Diabetes has been categorized as an epidemic by the World Health Organization, with more than 9.3 percent of the United States adult population affected. What’s more, 86 million additional adults have prediabetes, a condition categorized by high blood sugar that has not yet developed into diabetes. Approximately 30 percent of people with prediabetes will be diagnosed with type 2 diabetes within five years.
The good news? The National Diabetes Prevention Program, a federal study that examined more than 3,000 people at high risk for diabetes, found that the disease is largely preventable. Those in this risk category can often delay the disease or stave it off entirely by exercising and eating a nutritious diet, provided these healthy lifestyle changes result in a 5 to 7 percent decrease in body weight. Here are the most effective ways to prevent diabetes.
1. Lose Weight if Necessary
Based on the research above, a person weighing 200 pounds would have to lose 10 to 14 pounds to effectively cut diabetes risk. And by changing your diet and exercising as recommended, you’re taking the steps necessary to lower the number on the scale.
2. Make Healthy Food Choices
While changing your whole lifestyle may seem daunting, making just a few small changes to your diet has the potential to make a big difference. To lower your diabetes risk, focus on fresh vegetables, fruits, and whole grains. Choose leaner cuts of meat and low fat dairy products rather than red meat and full fat dairy. Limit snack foods like soda, sweets, and chips, as well as fried items and fast food. Avoid packaged foods labeled specifically for diabetics, which often don’t have any added health benefits.
3. Get Enough Exercise

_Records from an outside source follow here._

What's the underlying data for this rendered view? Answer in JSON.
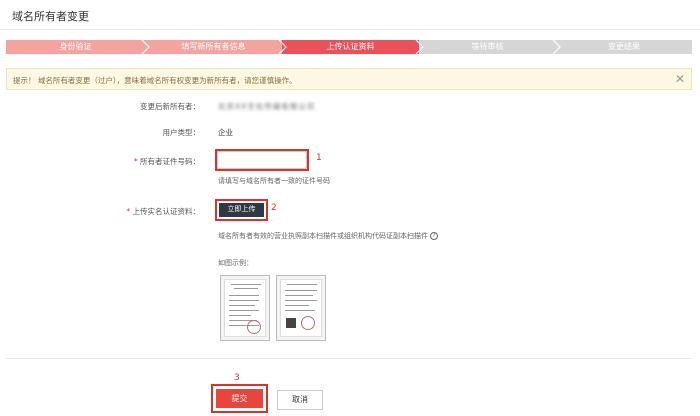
{
  "page": {
    "title": "域名所有者变更"
  },
  "steps": [
    {
      "label": "身份验证",
      "state": "done"
    },
    {
      "label": "填写新所有者信息",
      "state": "done"
    },
    {
      "label": "上传认证资料",
      "state": "active"
    },
    {
      "label": "等待审核",
      "state": "pending"
    },
    {
      "label": "变更结果",
      "state": "pending"
    }
  ],
  "colors": {
    "step_done": "#f3a3a0",
    "step_active": "#e8525a",
    "step_pending": "#d6d6d6",
    "accent": "#d9332c"
  },
  "notice": {
    "text": "提示！   域名所有者变更（过户），意味着域名所有权变更为新所有者，请您谨慎操作。",
    "close_icon": "close-icon"
  },
  "form": {
    "new_owner_label": "变更后新所有者：",
    "new_owner_value": "北京XX文化传媒有限公司",
    "user_type_label": "用户类型：",
    "user_type_value": "企业",
    "cert_no_label": "所有者证件号码：",
    "cert_no_value": "",
    "cert_no_hint": "请填写与域名所有者一致的证件号码",
    "upload_label": "上传实名认证资料：",
    "upload_button": "立即上传",
    "upload_desc": "域名所有者有效的营业执照副本扫描件或组织机构代码证副本扫描件",
    "example_label": "如图示例：",
    "required_mark": "*"
  },
  "annotations": {
    "n1": "1",
    "n2": "2",
    "n3": "3"
  },
  "actions": {
    "submit": "提交",
    "cancel": "取消"
  }
}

Physical activity can have incredible health benefits. For best results, you should strive for a combination of aerobic exercise, strength training, and flexibility. Healthy adults should aim for at least 30 minutes of physical exercise each day for at least five days of the week. If you’re not used to exercising, it’s OK to start small and to break your workouts into chunks (for example, three 10 minute walks throughout the day).

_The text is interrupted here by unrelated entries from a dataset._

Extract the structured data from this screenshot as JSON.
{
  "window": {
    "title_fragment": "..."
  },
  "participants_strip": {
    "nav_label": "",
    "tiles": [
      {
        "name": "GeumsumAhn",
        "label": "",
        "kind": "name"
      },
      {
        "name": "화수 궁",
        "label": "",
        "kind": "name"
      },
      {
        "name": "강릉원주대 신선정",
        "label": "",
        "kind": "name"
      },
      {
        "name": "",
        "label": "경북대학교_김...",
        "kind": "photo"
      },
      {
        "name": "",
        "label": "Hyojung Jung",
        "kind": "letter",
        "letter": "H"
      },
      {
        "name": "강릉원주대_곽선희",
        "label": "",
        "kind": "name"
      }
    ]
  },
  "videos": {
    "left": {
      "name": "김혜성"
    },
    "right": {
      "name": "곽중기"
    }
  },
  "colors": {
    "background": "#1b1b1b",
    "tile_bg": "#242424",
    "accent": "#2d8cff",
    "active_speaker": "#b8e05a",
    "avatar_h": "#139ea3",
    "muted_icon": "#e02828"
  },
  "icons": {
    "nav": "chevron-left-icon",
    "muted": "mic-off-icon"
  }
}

4. Know Your Blood Pressure and Cholesterol Numbers
High blood pressure and cholesterol have no physical symptoms, but left untreated raises your risk for a number of serious medical complications–including diabetes. Have screenings for these conditions as often as recommended by your doctor, and take the required steps to lower your numbers if necessary.

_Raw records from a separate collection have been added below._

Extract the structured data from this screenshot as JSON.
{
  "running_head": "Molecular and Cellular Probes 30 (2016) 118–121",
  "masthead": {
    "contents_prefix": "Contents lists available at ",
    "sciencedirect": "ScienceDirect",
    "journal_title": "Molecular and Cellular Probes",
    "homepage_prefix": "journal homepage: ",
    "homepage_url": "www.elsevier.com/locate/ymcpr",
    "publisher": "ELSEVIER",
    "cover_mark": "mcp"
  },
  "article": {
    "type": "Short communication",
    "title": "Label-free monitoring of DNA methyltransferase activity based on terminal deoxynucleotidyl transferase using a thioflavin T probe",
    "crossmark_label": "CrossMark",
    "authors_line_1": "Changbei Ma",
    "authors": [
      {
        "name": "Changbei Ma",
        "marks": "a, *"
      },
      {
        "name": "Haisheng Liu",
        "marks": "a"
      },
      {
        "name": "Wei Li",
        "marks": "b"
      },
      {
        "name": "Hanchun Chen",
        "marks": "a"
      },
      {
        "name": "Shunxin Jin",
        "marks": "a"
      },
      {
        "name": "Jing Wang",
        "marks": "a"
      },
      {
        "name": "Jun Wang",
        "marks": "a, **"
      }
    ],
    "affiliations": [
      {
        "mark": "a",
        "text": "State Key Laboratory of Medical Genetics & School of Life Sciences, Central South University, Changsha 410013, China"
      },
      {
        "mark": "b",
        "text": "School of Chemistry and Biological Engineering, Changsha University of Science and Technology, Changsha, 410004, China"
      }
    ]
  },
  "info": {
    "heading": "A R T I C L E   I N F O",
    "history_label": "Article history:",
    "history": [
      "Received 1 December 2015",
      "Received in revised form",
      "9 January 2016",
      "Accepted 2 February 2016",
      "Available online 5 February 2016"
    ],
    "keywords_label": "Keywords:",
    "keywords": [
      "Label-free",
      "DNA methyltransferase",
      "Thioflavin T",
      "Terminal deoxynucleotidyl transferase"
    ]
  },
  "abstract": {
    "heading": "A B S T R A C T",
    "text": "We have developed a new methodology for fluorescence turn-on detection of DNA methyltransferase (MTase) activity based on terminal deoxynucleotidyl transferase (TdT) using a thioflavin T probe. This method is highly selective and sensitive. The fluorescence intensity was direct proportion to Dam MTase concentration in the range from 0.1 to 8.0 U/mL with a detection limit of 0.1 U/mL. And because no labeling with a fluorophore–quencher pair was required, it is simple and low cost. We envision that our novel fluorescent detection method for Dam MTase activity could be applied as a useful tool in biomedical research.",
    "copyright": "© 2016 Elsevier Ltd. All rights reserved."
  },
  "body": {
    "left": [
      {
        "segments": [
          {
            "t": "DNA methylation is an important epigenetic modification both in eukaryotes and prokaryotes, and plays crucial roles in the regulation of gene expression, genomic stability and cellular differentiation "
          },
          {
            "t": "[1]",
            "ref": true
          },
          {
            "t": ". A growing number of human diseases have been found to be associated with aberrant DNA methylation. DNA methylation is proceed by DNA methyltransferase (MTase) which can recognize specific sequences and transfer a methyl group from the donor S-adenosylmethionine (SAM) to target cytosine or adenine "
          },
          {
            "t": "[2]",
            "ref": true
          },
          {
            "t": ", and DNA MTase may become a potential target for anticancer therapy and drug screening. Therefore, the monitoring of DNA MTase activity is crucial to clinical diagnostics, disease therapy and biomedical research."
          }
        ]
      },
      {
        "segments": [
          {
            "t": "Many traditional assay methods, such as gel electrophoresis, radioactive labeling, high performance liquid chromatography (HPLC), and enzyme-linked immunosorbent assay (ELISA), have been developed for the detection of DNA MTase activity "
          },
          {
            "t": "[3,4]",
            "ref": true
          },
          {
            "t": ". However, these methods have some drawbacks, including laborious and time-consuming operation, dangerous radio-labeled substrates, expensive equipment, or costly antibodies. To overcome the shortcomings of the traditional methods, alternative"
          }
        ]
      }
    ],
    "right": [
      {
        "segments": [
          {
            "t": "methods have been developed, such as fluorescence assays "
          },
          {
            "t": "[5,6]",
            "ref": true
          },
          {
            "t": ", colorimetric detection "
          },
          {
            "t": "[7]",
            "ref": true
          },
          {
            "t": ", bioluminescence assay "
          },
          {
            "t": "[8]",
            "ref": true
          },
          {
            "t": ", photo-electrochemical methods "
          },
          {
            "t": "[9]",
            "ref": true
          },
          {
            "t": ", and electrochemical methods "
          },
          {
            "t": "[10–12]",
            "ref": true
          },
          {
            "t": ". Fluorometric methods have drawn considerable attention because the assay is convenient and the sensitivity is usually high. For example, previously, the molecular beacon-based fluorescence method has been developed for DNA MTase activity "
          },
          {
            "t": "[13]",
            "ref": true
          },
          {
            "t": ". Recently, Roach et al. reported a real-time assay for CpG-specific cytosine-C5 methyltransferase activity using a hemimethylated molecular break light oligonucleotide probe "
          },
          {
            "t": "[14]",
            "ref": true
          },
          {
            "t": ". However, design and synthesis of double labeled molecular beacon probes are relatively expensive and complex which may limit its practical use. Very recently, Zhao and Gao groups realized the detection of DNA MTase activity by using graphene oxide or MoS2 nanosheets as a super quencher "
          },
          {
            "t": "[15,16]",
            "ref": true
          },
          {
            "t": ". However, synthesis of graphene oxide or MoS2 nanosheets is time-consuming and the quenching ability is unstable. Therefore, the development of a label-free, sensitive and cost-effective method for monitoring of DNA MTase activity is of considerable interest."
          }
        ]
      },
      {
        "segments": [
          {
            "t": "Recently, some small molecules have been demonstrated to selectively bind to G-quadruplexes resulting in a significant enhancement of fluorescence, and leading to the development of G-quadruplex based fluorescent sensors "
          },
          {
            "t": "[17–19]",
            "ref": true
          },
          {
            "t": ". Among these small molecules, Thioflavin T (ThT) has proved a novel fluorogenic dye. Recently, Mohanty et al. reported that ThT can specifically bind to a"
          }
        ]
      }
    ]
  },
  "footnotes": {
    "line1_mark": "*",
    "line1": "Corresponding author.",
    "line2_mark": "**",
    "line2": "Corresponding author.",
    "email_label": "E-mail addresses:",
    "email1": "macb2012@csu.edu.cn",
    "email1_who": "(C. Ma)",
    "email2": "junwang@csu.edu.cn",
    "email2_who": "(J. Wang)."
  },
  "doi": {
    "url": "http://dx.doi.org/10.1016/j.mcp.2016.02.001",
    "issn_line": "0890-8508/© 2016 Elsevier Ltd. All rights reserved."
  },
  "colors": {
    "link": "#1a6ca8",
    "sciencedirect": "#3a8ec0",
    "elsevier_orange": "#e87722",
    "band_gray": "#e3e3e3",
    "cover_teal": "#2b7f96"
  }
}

5. If You Smoke, Quit
Smokers are twice as likely to develop diabetes than nonsmokers, so it’s important to quit using tobacco if you do smoke. Not only are you cutting your risk for diabetes, but also cancer, heart disease, and other serious diseases.
Some risk factors for diabetes cannot be changed. You may be at high risk for developing this condition if you are older than age 65, are African American, and/or have a family history of diabetes. To learn more about your diabetes risk and how you can prevent a diabetes diagnosis, talk with your doctor.